Standards of technical education and training were - at all levels - inferior to those of America and Germany. Post Second World War British industrial planning failed because it was carried out by amateurs rather than - as was the case in France and Germany - properly trained technocrats. Today, few people seem to see the link between science, manufacturing, and the production and development of the day-to-day technology - such as the internet and computer games, cars and aircraft - which we take for granted and whose loss we would note very quickly.
Feminism has also - arguably - been influential in the downgrading of science. Changing its tune from the 1970s when it sought a situation where women could go on to emulate - and draw ahead of - male achievements, contemporary feminism seems largely to have withdrawn into a sort of soft separatism where, rather like the Romantics, it sees science and technology as coldly masculine: they are not touchy-feely. Yet, without them, manufacturing cannot take place. Pundits advocating Green sustainability appear to share the same outlook, despite their espousal of low-energy technology. British managers and workers - unlike those of post-war West Germany and America - arguably have yet to learn to see themselves as being on the same side in the nation’s trade war. Finally, manufacturing demands the sort of hard work which this country’s workforce - at all levels - finds uncongenial (do the French or Germans have an equivalent for the term ‘water cooler moment’, one wonders?).

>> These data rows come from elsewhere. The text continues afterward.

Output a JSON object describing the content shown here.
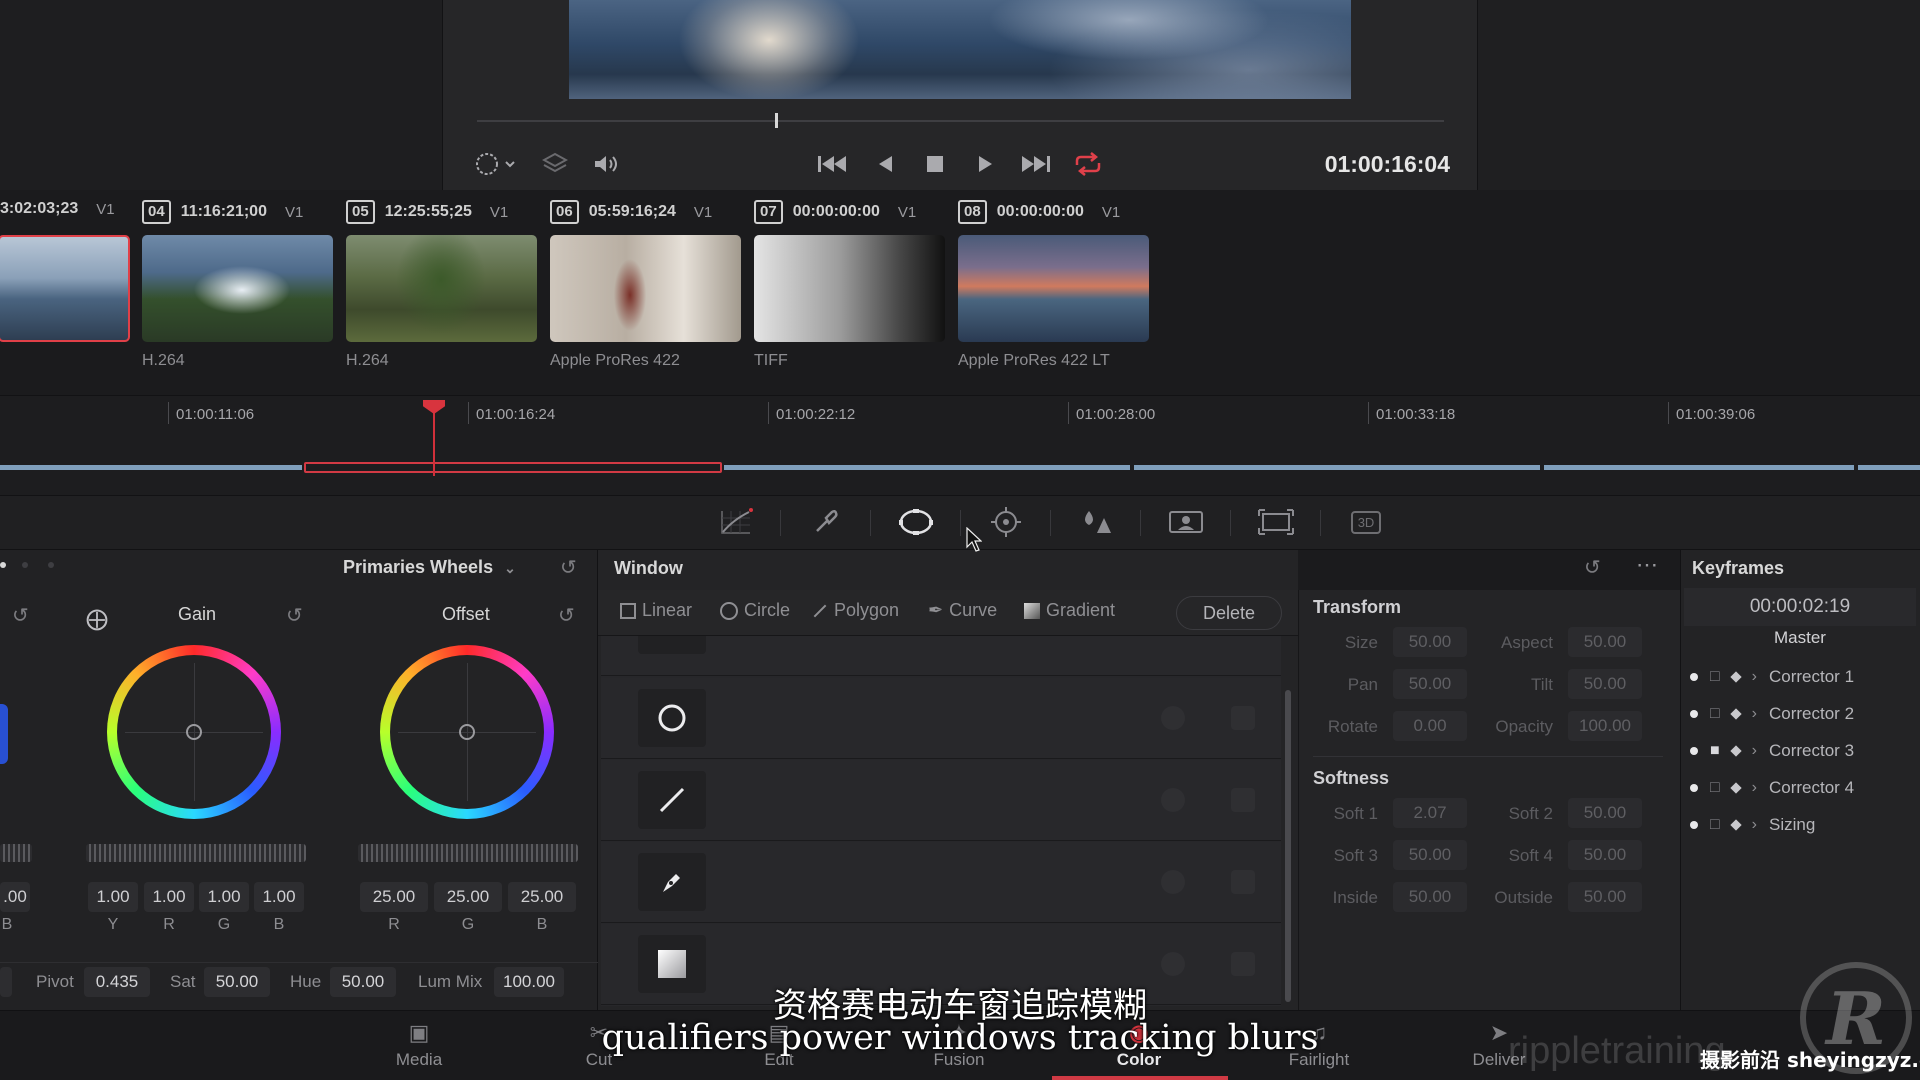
{
  "viewer": {
    "timecode": "01:00:16:04",
    "icons": [
      "target-icon",
      "layers-icon",
      "volume-icon",
      "skip-back-icon",
      "step-back-icon",
      "stop-icon",
      "play-icon",
      "skip-forward-icon",
      "loop-icon"
    ],
    "loop_color": "#e0404a"
  },
  "clips": [
    {
      "tc": "3:02:03;23",
      "track": "V1",
      "codec": ""
    },
    {
      "num": "04",
      "tc": "11:16:21;00",
      "track": "V1",
      "codec": "H.264"
    },
    {
      "num": "05",
      "tc": "12:25:55;25",
      "track": "V1",
      "codec": "H.264"
    },
    {
      "num": "06",
      "tc": "05:59:16;24",
      "track": "V1",
      "codec": "Apple ProRes 422"
    },
    {
      "num": "07",
      "tc": "00:00:00:00",
      "track": "V1",
      "codec": "TIFF"
    },
    {
      "num": "08",
      "tc": "00:00:00:00",
      "track": "V1",
      "codec": "Apple ProRes 422 LT"
    }
  ],
  "timeline": {
    "ticks": [
      "01:00:11:06",
      "01:00:16:24",
      "01:00:22:12",
      "01:00:28:00",
      "01:00:33:18",
      "01:00:39:06"
    ],
    "playhead_color": "#d8343e"
  },
  "palette": {
    "icons": [
      "curves-icon",
      "qualifier-eyedropper-icon",
      "power-window-icon",
      "tracker-icon",
      "blur-icon",
      "key-icon",
      "sizing-icon",
      "3d-icon"
    ],
    "active": "power-window-icon",
    "threed_label": "3D"
  },
  "primaries": {
    "title": "Primaries Wheels",
    "wheels": [
      {
        "name": "Gain",
        "values": [
          "1.00",
          "1.00",
          "1.00",
          "1.00"
        ],
        "labels": [
          "Y",
          "R",
          "G",
          "B"
        ]
      },
      {
        "name": "Offset",
        "values": [
          "25.00",
          "25.00",
          "25.00"
        ],
        "labels": [
          "R",
          "G",
          "B"
        ]
      }
    ],
    "partial_value": ".00",
    "partial_label": "B",
    "bottom": {
      "pivot_label": "Pivot",
      "pivot": "0.435",
      "sat_label": "Sat",
      "sat": "50.00",
      "hue_label": "Hue",
      "hue": "50.00",
      "lummix_label": "Lum Mix",
      "lummix": "100.00"
    }
  },
  "window": {
    "title": "Window",
    "shapes": [
      "Linear",
      "Circle",
      "Polygon",
      "Curve",
      "Gradient"
    ],
    "delete_label": "Delete",
    "rows": [
      "circle-window-icon",
      "linear-window-icon",
      "curve-pen-icon",
      "gradient-window-icon"
    ]
  },
  "transform": {
    "title": "Transform",
    "fields": [
      {
        "l1": "Size",
        "v1": "50.00",
        "l2": "Aspect",
        "v2": "50.00"
      },
      {
        "l1": "Pan",
        "v1": "50.00",
        "l2": "Tilt",
        "v2": "50.00"
      },
      {
        "l1": "Rotate",
        "v1": "0.00",
        "l2": "Opacity",
        "v2": "100.00"
      }
    ],
    "softness_title": "Softness",
    "softness": [
      {
        "l1": "Soft 1",
        "v1": "2.07",
        "l2": "Soft 2",
        "v2": "50.00"
      },
      {
        "l1": "Soft 3",
        "v1": "50.00",
        "l2": "Soft 4",
        "v2": "50.00"
      },
      {
        "l1": "Inside",
        "v1": "50.00",
        "l2": "Outside",
        "v2": "50.00"
      }
    ]
  },
  "keyframes": {
    "title": "Keyframes",
    "time": "00:00:02:19",
    "master": "Master",
    "rows": [
      "Corrector 1",
      "Corrector 2",
      "Corrector 3",
      "Corrector 4",
      "Sizing"
    ]
  },
  "nav": {
    "items": [
      "Media",
      "Cut",
      "Edit",
      "Fusion",
      "Color",
      "Fairlight",
      "Deliver"
    ],
    "active": "Color"
  },
  "overlay": {
    "subtitle_cn": "资格赛电动车窗追踪模糊",
    "subtitle_en": "qualifiers power windows tracking blurs",
    "watermark": "rippletraining",
    "watermark_cn": "摄影前沿 sheyingzyz.com",
    "logo_letter": "R"
  }
}
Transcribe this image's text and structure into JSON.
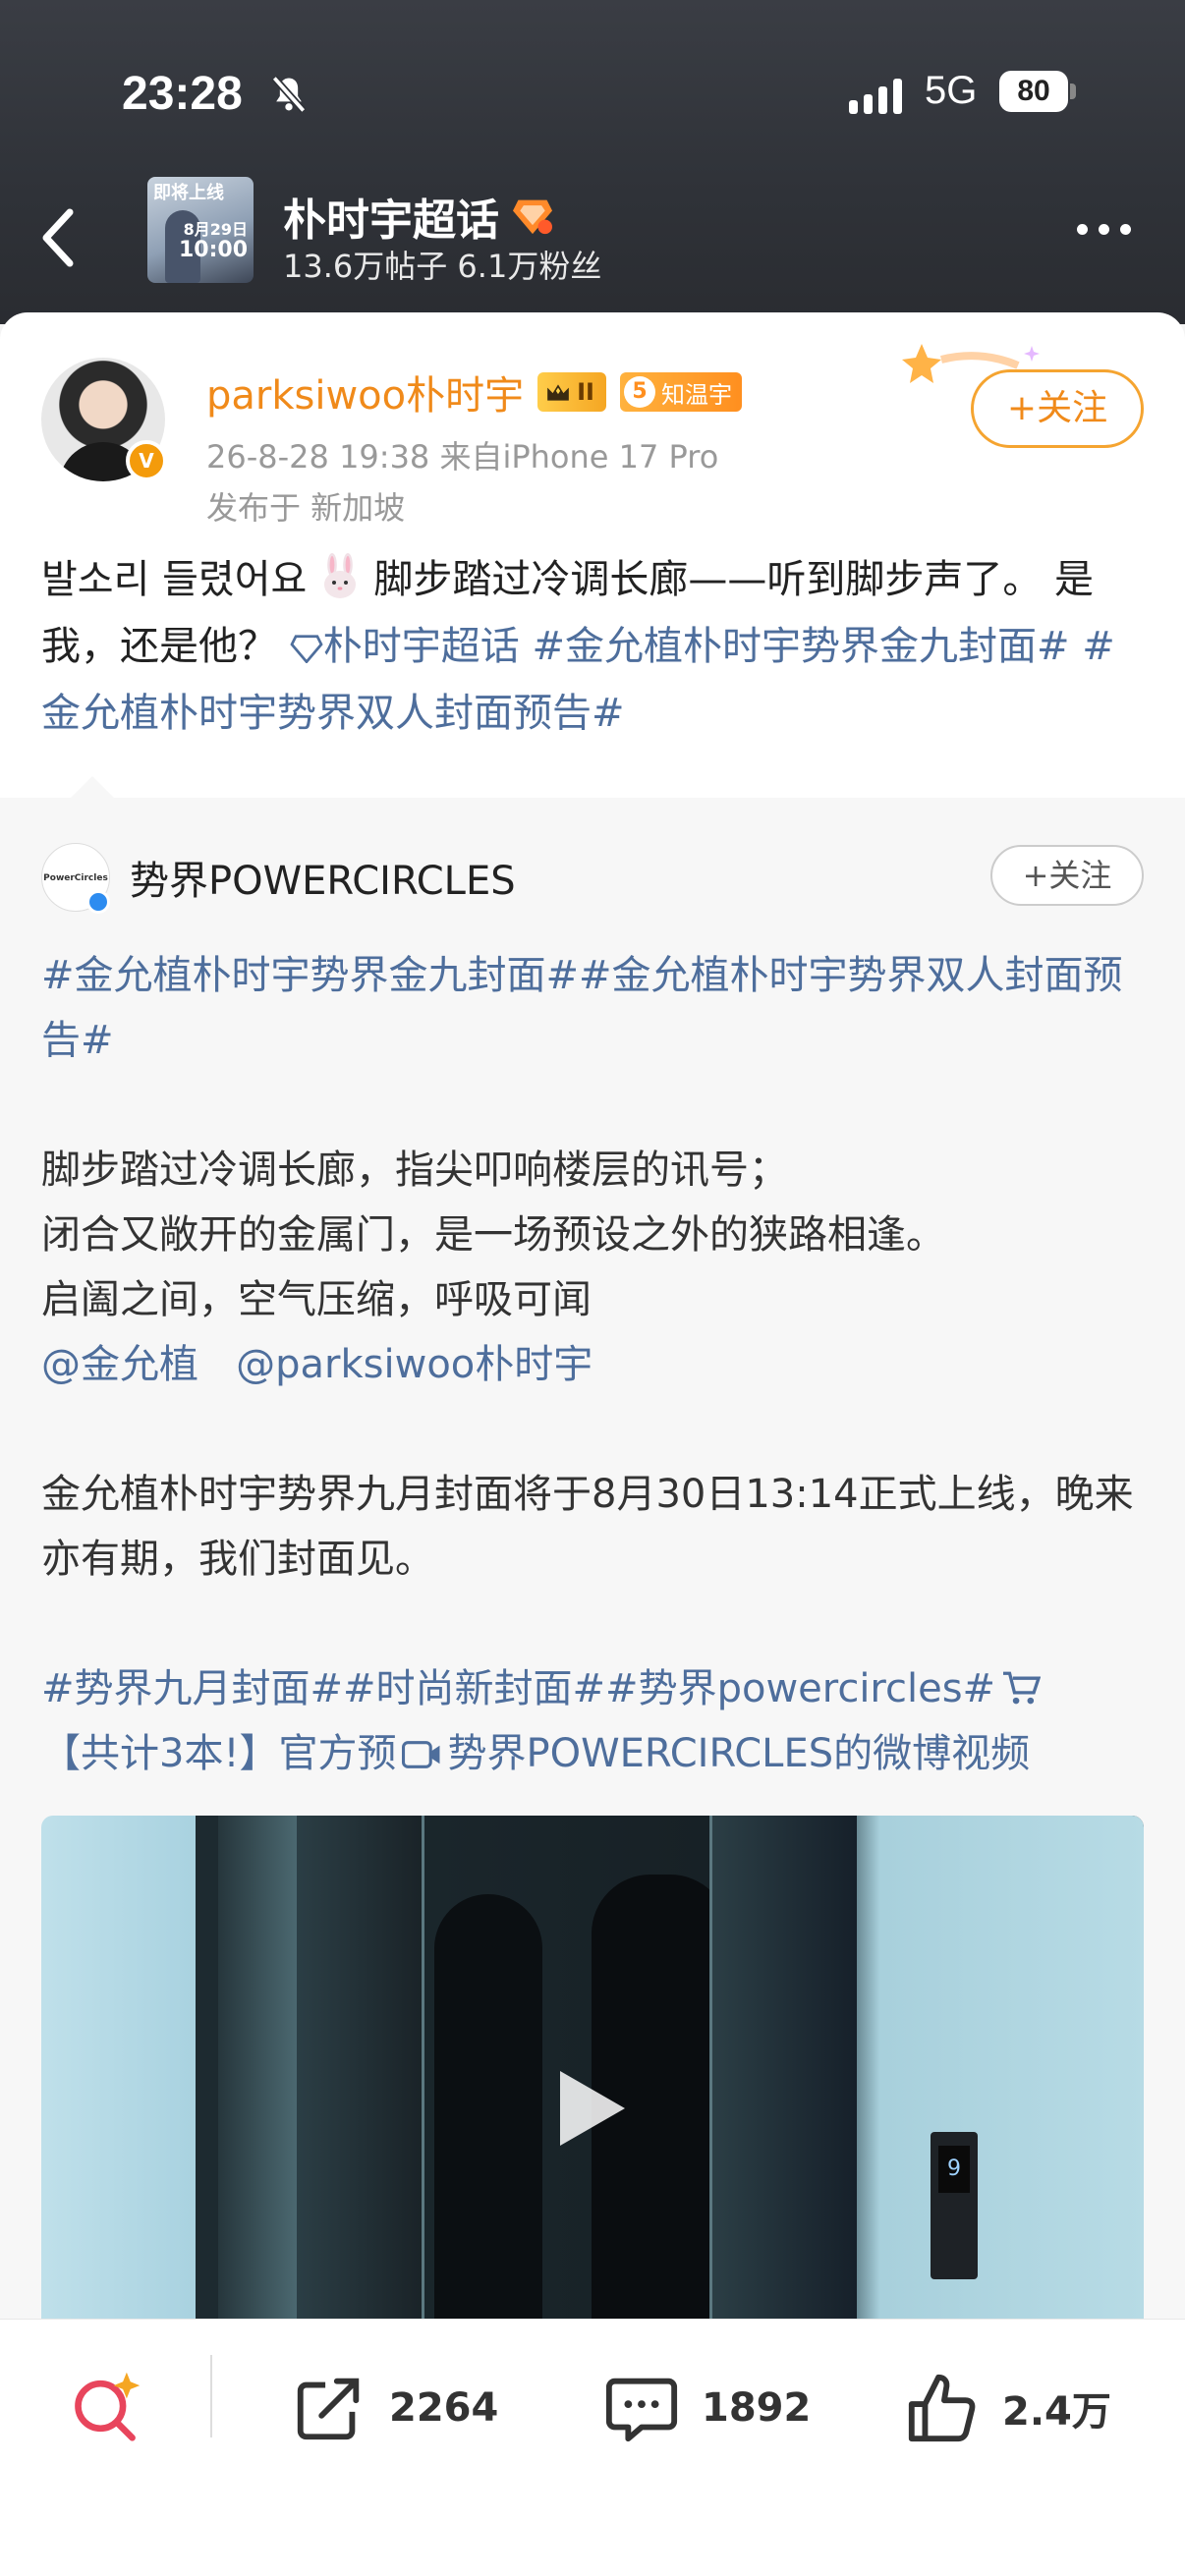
{
  "status_bar": {
    "time": "23:28",
    "network": "5G",
    "battery": "80"
  },
  "topic": {
    "thumb_line1": "即将上线",
    "thumb_date": "8月29日",
    "thumb_time": "10:00",
    "title": "朴时宇超话",
    "stats": "13.6万帖子 6.1万粉丝"
  },
  "post": {
    "username": "parksiwoo朴时宇",
    "rank_badge": "II",
    "fan_level": "5",
    "fan_badge": "知温宇",
    "meta": "26-8-28 19:38 来自iPhone 17 Pro",
    "location": "发布于 新加坡",
    "follow_label": "+关注",
    "text_part1": "발소리 들렸어요",
    "text_part2": "脚步踏过冷调长廊——听到脚步声了。 是我，还是他？",
    "tag_supertopic": "朴时宇超话",
    "tag1": "#金允植朴时宇势界金九封面#",
    "tag2": "#金允植朴时宇势界双人封面预告#"
  },
  "repost": {
    "avatar_text": "PowerCircles",
    "name": "势界POWERCIRCLES",
    "follow_label": "+关注",
    "tags_line": "#金允植朴时宇势界金九封面##金允植朴时宇势界双人封面预告#",
    "para1": "脚步踏过冷调长廊，指尖叩响楼层的讯号；",
    "para2": "闭合又敞开的金属门，是一场预设之外的狭路相逢。",
    "para3": "启阖之间，空气压缩，呼吸可闻",
    "mention1": "@金允植",
    "mention2": "@parksiwoo朴时宇",
    "para4": "金允植朴时宇势界九月封面将于8月30日13:14正式上线，晚来亦有期，我们封面见。",
    "tags_line2": "#势界九月封面##时尚新封面##势界powercircles#",
    "shop_text": "【共计3本!】官方预",
    "video_link": "势界POWERCIRCLES的微博视频",
    "video_floor": "9"
  },
  "bottom_bar": {
    "share_count": "2264",
    "comment_count": "1892",
    "like_count": "2.4万"
  },
  "colors": {
    "accent_orange": "#f08a1a",
    "link_blue": "#4e6e9c",
    "header_bg": "#2f3238"
  }
}
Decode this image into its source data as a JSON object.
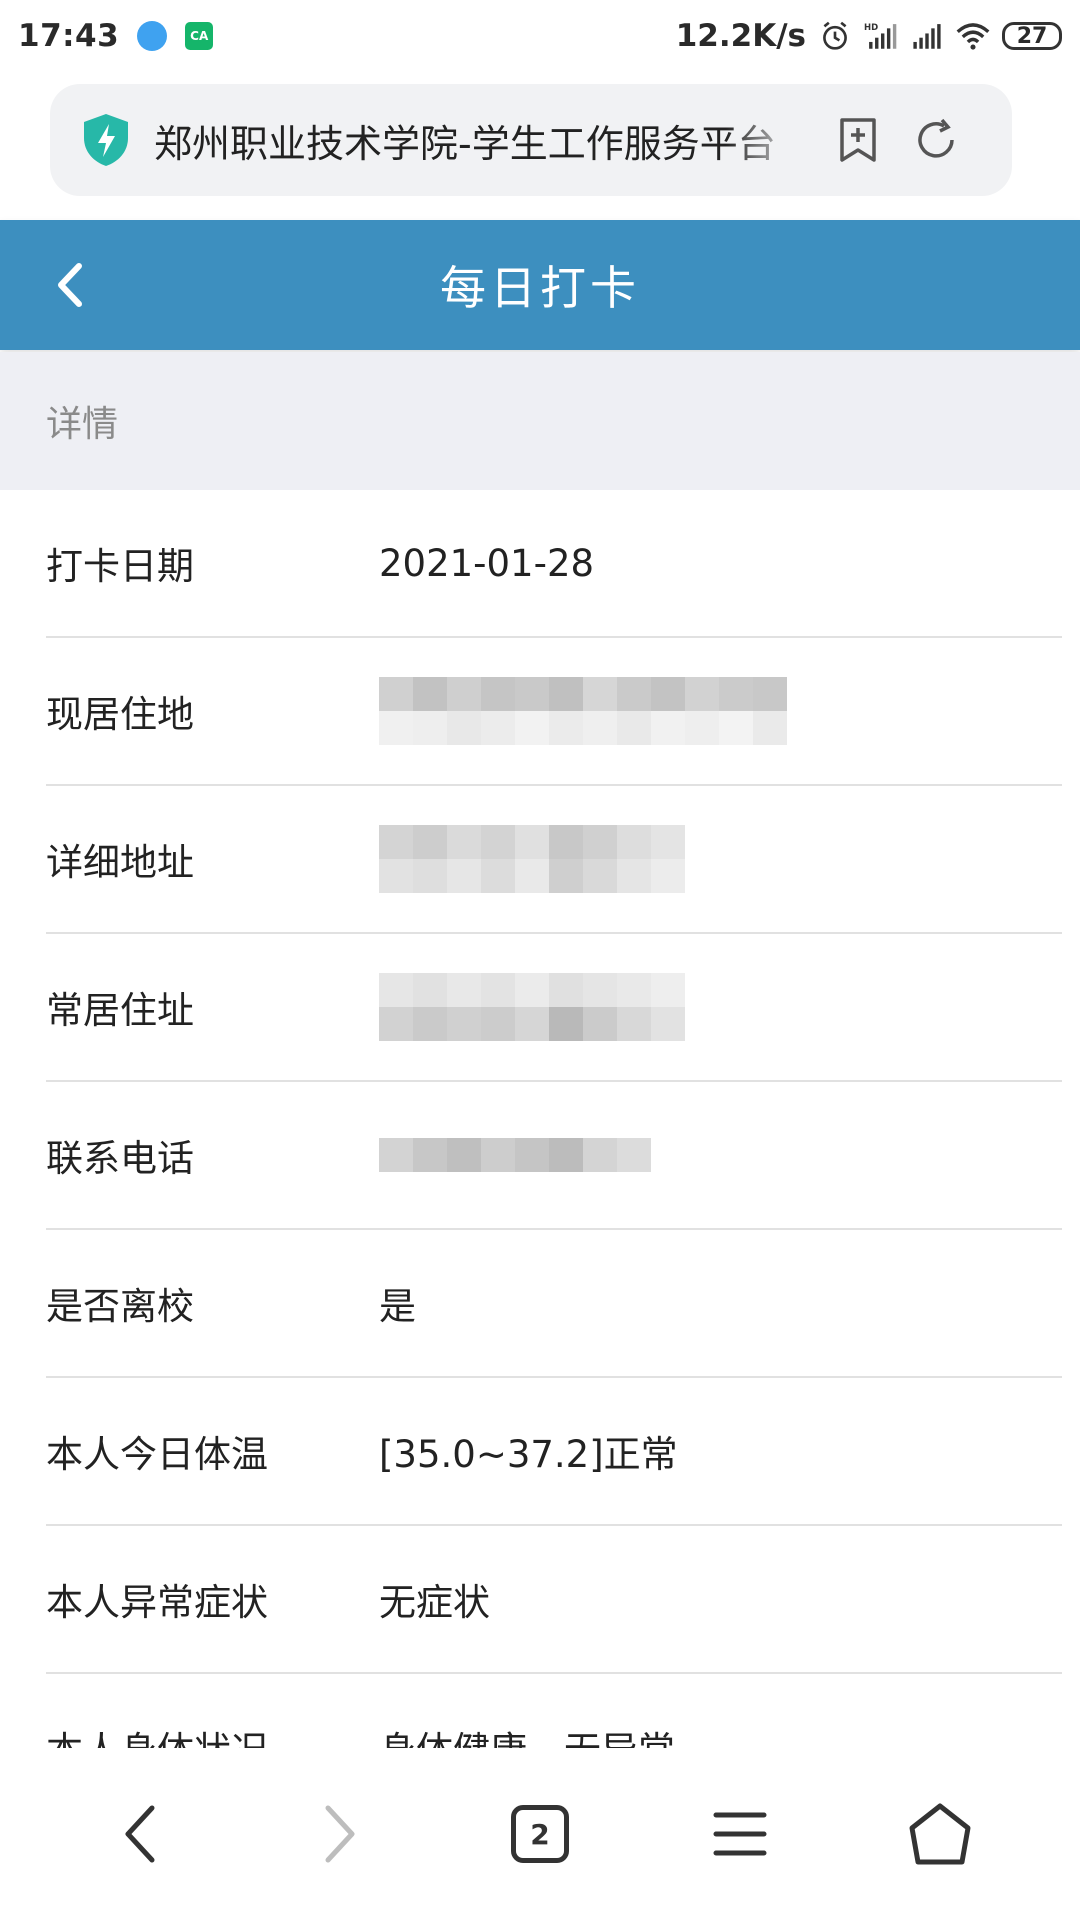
{
  "status_bar": {
    "time": "17:43",
    "net_speed": "12.2K/s",
    "battery": "27",
    "hd_label": "HD"
  },
  "address_bar": {
    "url_title": "郑州职业技术学院-学生工作服务平台"
  },
  "header": {
    "title": "每日打卡"
  },
  "section": {
    "heading": "详情"
  },
  "rows": [
    {
      "label": "打卡日期",
      "value": "2021-01-28"
    },
    {
      "label": "现居住地",
      "value": ""
    },
    {
      "label": "详细地址",
      "value": ""
    },
    {
      "label": "常居住址",
      "value": ""
    },
    {
      "label": "联系电话",
      "value": ""
    },
    {
      "label": "是否离校",
      "value": "是"
    },
    {
      "label": "本人今日体温",
      "value": "[35.0~37.2]正常"
    },
    {
      "label": "本人异常症状",
      "value": "无症状"
    },
    {
      "label": "本人身体状况",
      "value": "身体健康、无异常"
    }
  ],
  "bottom_nav": {
    "tabs_count": "2"
  },
  "colors": {
    "header_bg": "#3d8fbf",
    "section_bg": "#eeeff4",
    "shield": "#27b8a8"
  }
}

One wishes the Civitas team well: it makes a compelling case. But it has a mountain to climb in attempting to rejuvenate - or, rather, resurrect - British manufacturing policy. Effecting change will not be easy, especially when it comes to the determined slaying of disparate sacred cows like equality legislation, laissez-faire, protectionism, and the all-must-have- prizes attitude which results in education lacking intellectual rigour. Politicians and financiers may not like having to listen to - and heed - rude mechanicals. However, in his foreword, David Green explains that Nations Choose Prosperity is the first in a series of publications from the Civitas Manufacturing Renewal Project, and that it will be followed by a stream of pamphlets on specific issues. We should look forward to their emergence and hope that they spark debate about what has for too long been regarded as a closed, unfashionable subject. And one which is now more important than ever.